Long before Jackson Browne and Glenn Frey were born, people were standing on the corner in Winslow, Arizona. The town sprung up near the rail line in 1880. The Atchison, Topeka and Santa Fe company owned the railway and travelers eventually could go from Missouri to the Pacific Ocean.
In 1930 Santa Fe Railroad built a large complex in town. It included a depot which also housed divisional offices. It also featured the first Diesel locomotive roundhouse in the United States! But the crown jewel was the attached Harvey House hotel and restaurant. And while Fred Harvey built many such hotels across the United States, this one stood head and shoulders above the rest.
In this day and age, railroads did not typically provide sleeper cars. Passengers were left to fend for themselves, with often unpredictable results. Fred Harvey revolutionized this by providing quality food in clean facilities for reasonable prices. By 1890 there was at least one Harvey House every 100 miles of Santa Fe track.
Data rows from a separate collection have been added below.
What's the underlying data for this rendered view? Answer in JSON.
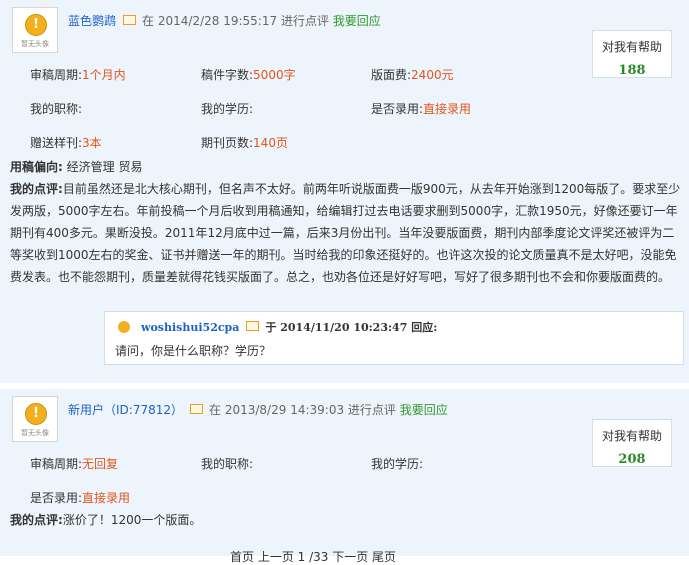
{
  "reviews": [
    {
      "avatar_icon": "coin-icon",
      "avatar_caption": "暂无头像",
      "username": "蓝色鹦鹉",
      "at": "在",
      "timestamp": "2014/2/28 19:55:17",
      "action": "进行点评",
      "reply_link": "我要回应",
      "help_label": "对我有帮助",
      "help_count": "188",
      "fields": {
        "review_period": {
          "label": "审稿周期:",
          "value": "1个月内"
        },
        "word_count": {
          "label": "稿件字数:",
          "value": "5000字"
        },
        "page_fee": {
          "label": "版面费:",
          "value": "2400元"
        },
        "title": {
          "label": "我的职称:",
          "value": ""
        },
        "education": {
          "label": "我的学历:",
          "value": ""
        },
        "accepted": {
          "label": "是否录用:",
          "value": "直接录用"
        },
        "sample_copies": {
          "label": "赠送样刊:",
          "value": "3本"
        },
        "pages": {
          "label": "期刊页数:",
          "value": "140页"
        }
      },
      "preference_label": "用稿偏向:",
      "preference_value": "经济管理 贸易",
      "comment_label": "我的点评:",
      "comment_text": "目前虽然还是北大核心期刊，但名声不太好。前两年听说版面费一版900元，从去年开始涨到1200每版了。要求至少发两版，5000字左右。年前投稿一个月后收到用稿通知，给编辑打过去电话要求删到5000字，汇款1950元，好像还要订一年期刊有400多元。果断没投。2011年12月底中过一篇，后来3月份出刊。当年没要版面费，期刊内部季度论文评奖还被评为二等奖收到1000左右的奖金、证书并赠送一年的期刊。当时给我的印象还挺好的。也许这次投的论文质量真不是太好吧，没能免费发表。也不能怨期刊，质量差就得花钱买版面了。总之，也劝各位还是好好写吧，写好了很多期刊也不会和你要版面费的。",
      "reply": {
        "user": "woshishui52cpa",
        "at": "于",
        "timestamp": "2014/11/20 10:23:47",
        "action": "回应:",
        "text": "请问，你是什么职称？学历？"
      }
    },
    {
      "avatar_icon": "coin-icon",
      "avatar_caption": "暂无头像",
      "username": "新用户（ID:77812）",
      "at": "在",
      "timestamp": "2013/8/29 14:39:03",
      "action": "进行点评",
      "reply_link": "我要回应",
      "help_label": "对我有帮助",
      "help_count": "208",
      "fields": {
        "review_period": {
          "label": "审稿周期:",
          "value": "无回复"
        },
        "title": {
          "label": "我的职称:",
          "value": ""
        },
        "education": {
          "label": "我的学历:",
          "value": ""
        },
        "accepted": {
          "label": "是否录用:",
          "value": "直接录用"
        }
      },
      "comment_label": "我的点评:",
      "comment_text": "涨价了！1200一个版面。"
    }
  ],
  "pager_text": "首页 上一页 1 /33 下一页 尾页"
}
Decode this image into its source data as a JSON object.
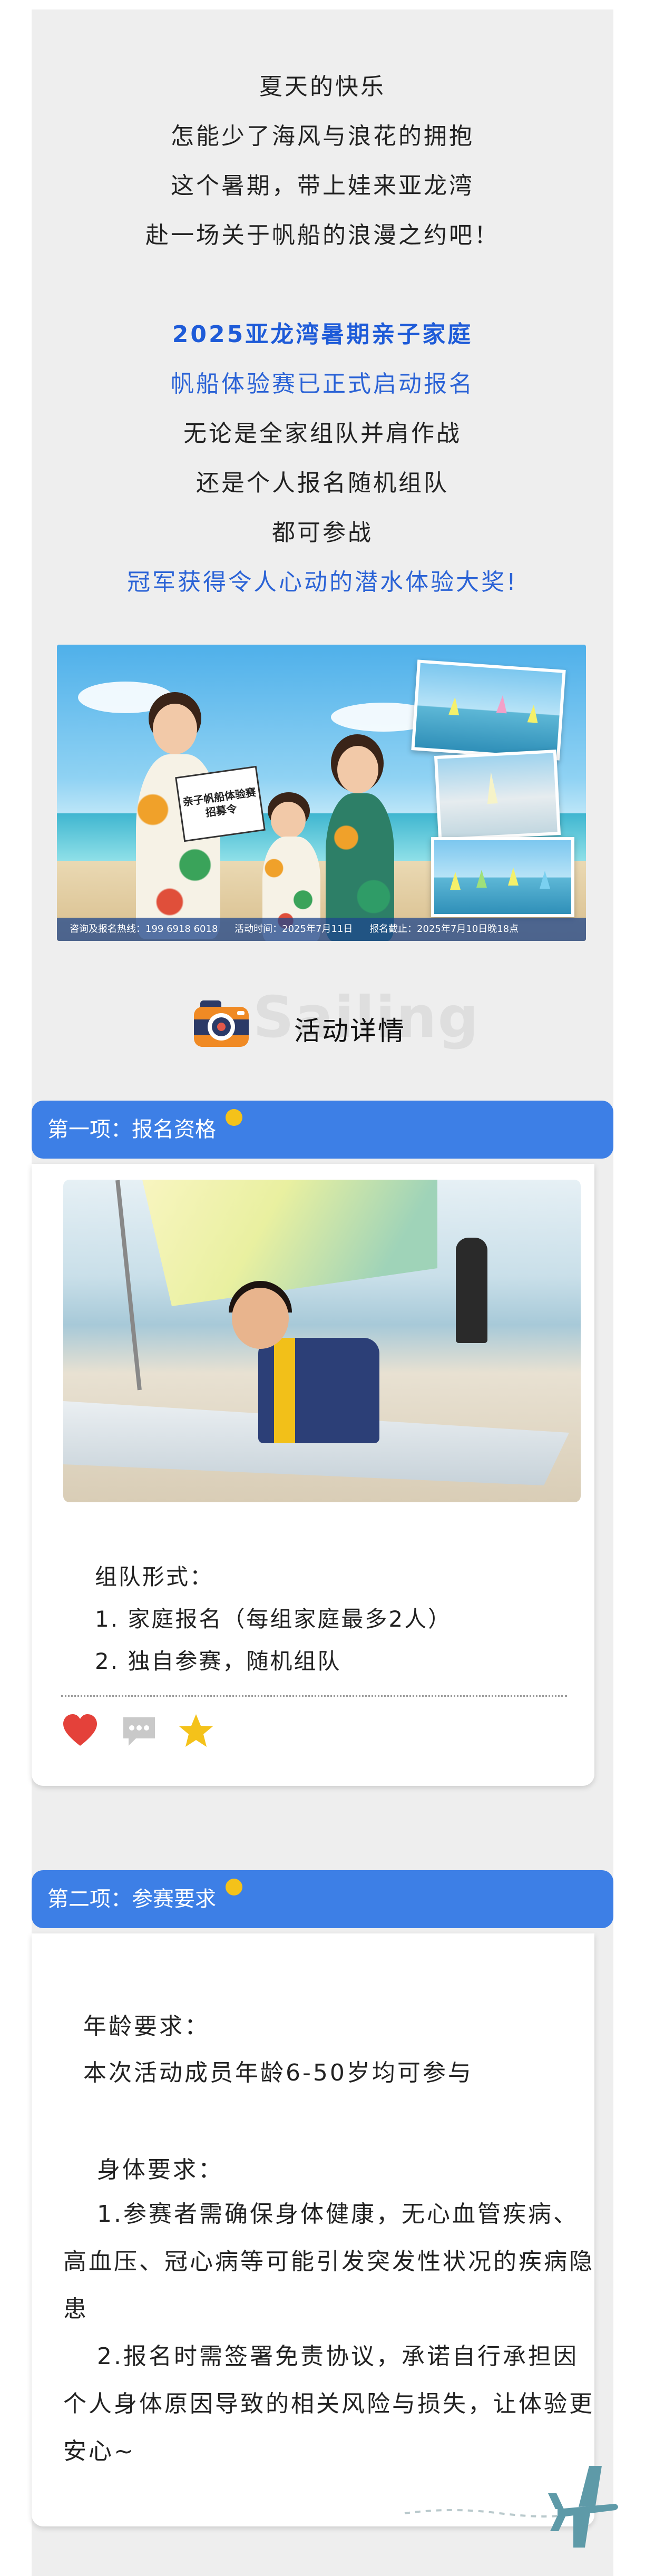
{
  "intro": {
    "lines": [
      "夏天的快乐",
      "怎能少了海风与浪花的拥抱",
      "这个暑期，带上娃来亚龙湾",
      "赴一场关于帆船的浪漫之约吧！"
    ],
    "highlight_lines": [
      "2025亚龙湾暑期亲子家庭",
      "帆船体验赛已正式启动报名"
    ],
    "body_lines": [
      "无论是全家组队并肩作战",
      "还是个人报名随机组队",
      "都可参战"
    ],
    "prize_line": "冠军获得令人心动的潜水体验大奖!"
  },
  "hero": {
    "sign_text": "亲子帆船体验赛招募令",
    "footer": {
      "hotline": "咨询及报名热线：199 6918 6018",
      "event_time": "活动时间：2025年7月11日",
      "deadline": "报名截止：2025年7月10日晚18点"
    }
  },
  "section": {
    "watermark": "Sailing",
    "title": "活动详情",
    "icon": "camera-icon"
  },
  "item1": {
    "tab_label": "第一项：报名资格",
    "heading": "组队形式：",
    "points": [
      "1. 家庭报名（每组家庭最多2人）",
      "2. 独自参赛，随机组队"
    ],
    "icons": [
      "heart-icon",
      "comment-icon",
      "star-icon"
    ]
  },
  "item2": {
    "tab_label": "第二项：参赛要求",
    "age_heading": "年龄要求：",
    "age_text": "本次活动成员年龄6-50岁均可参与",
    "health_heading": "身体要求：",
    "health_point1": "1.参赛者需确保身体健康，无心血管疾病、高血压、冠心病等可能引发突发性状况的疾病隐患",
    "health_point2": "2.报名时需签署免责协议，承诺自行承担因个人身体原因导致的相关风险与损失，让体验更安心~"
  },
  "colors": {
    "accent_blue": "#3d7fe6",
    "text_blue": "#1e5bd8",
    "dot_yellow": "#f4c21a",
    "page_gray": "#eeeeee"
  }
}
In the 1920’s Harvey and Santa Fe began setting up even larger hotels in an attempt to market travel between Chicago and Los Angeles centered on “Indian Detours” in the Southwest. The last great hotel in this plan was the La Posada.
Mary Colter, who designed many of the buildings at Grand Canyon National Park as well as many Harvey Houses, came up with a design which she considered her best work. The overall depot/hotel cost $1-$2 million dollars and opened in 1930, right at the beginning of the Great Depression. It weathered that storm and provided food and lodging for almost thirty years. The heyday may have been around the time of the 1946 film “Harvey Girls” starring Judy Garland. It featured prominently the Harvey House waitresses and included the famous “Atchison, Topeka and Santa Fe” song, which won an Academy Award. The movie was shot in the studio and on location in Las Vegas and in Monument Valley. The location where Judy and the Harvey Girls worked was stated to be Sandrock, Arizona (a fictitious name) but the hotel scenes used the Castaneda Harvey House in Las Vegas, New Mexico.
Unfortunately as road travel grew, rail travel diminished and La Posada ceased operations in 1959. Santa Fe brusquely auctioned off all the furniture and remodeled half of the building into standard 1960’s offices, complete with vinyl tile flooring and acoustic tile suspended ceilings. Nothing else changed for another thirty years, until Santa Fe (now Burlington Northern Santa Fe, BNSF) moved all offices to other locations. They probably would have demolished the building long ago, but the walls were two feet thick and reinforced. And that is how things stood until the mid 1990’s.
Preservation efforts had begun, but neither local groups or the city of Winslow had enough money to handle such a massive job. Eventually Allan Affeldt and his wife Tina Mion were joined by artist Daniel Lutzick and managed to round up the funding required to both purchase the property and begin renovations. And on April 1, 1997, Allan and Tina moved in. They quickly removed much of what had been added and began the process of restoring what had been lost. Within a short time they actually had a few rooms available and began taking in guests. This helped them achieve further funding which they have put to good use.
When we found this amazing place much of it looked like its former self. Large arches, wide open spaces, southwest colors, long verandas, curving staircases. Beautiful gardens and landscaping surround it. As we wandered through we never knew what was around the next corner. The restaurant, ballroom and gift shop are fully functional. Many guest rooms are available, and the prices are more reasonable than I would have guessed! Tina has an art studio upstairs, and her work adorns many walls. In one room you can watch a DVD of her explaining the creation of her artwork, and it is as fascinating as the pieces themselves. In another room you can watch a DVD of the renovation work that has been done, as well as future plans.
You can also stroll out what appears to be the back door and you will find yourself near the rail yards. For most of its life, these were, of course, the front doors. But now that most of the traffic comes down historic Route 66 on the other side, these doors are mainly for those who want to stroll the grounds.
Winslow has developed into a very nice place to visit and appeals to a few different crowds. Rail fans have an obvious draw here. It is an Amtrak station, and there is a lot of history in the buildings. Route 66 passes through town and fans of the Mother Road can find several pieces of architecture and businesses catering to them. And of course any one who has ever heard the Eagles song “Take it Easy” will enjoy “Standing On The Corner Park” which memorializes the song and gives visitors several unique photo opportunities. So if you ever find yourself traveling down Interstate 40 in eastern Arizona, do yourself a favor and take the Winslow exit. I think you’ll agree that it really is “such a fine sight to see.”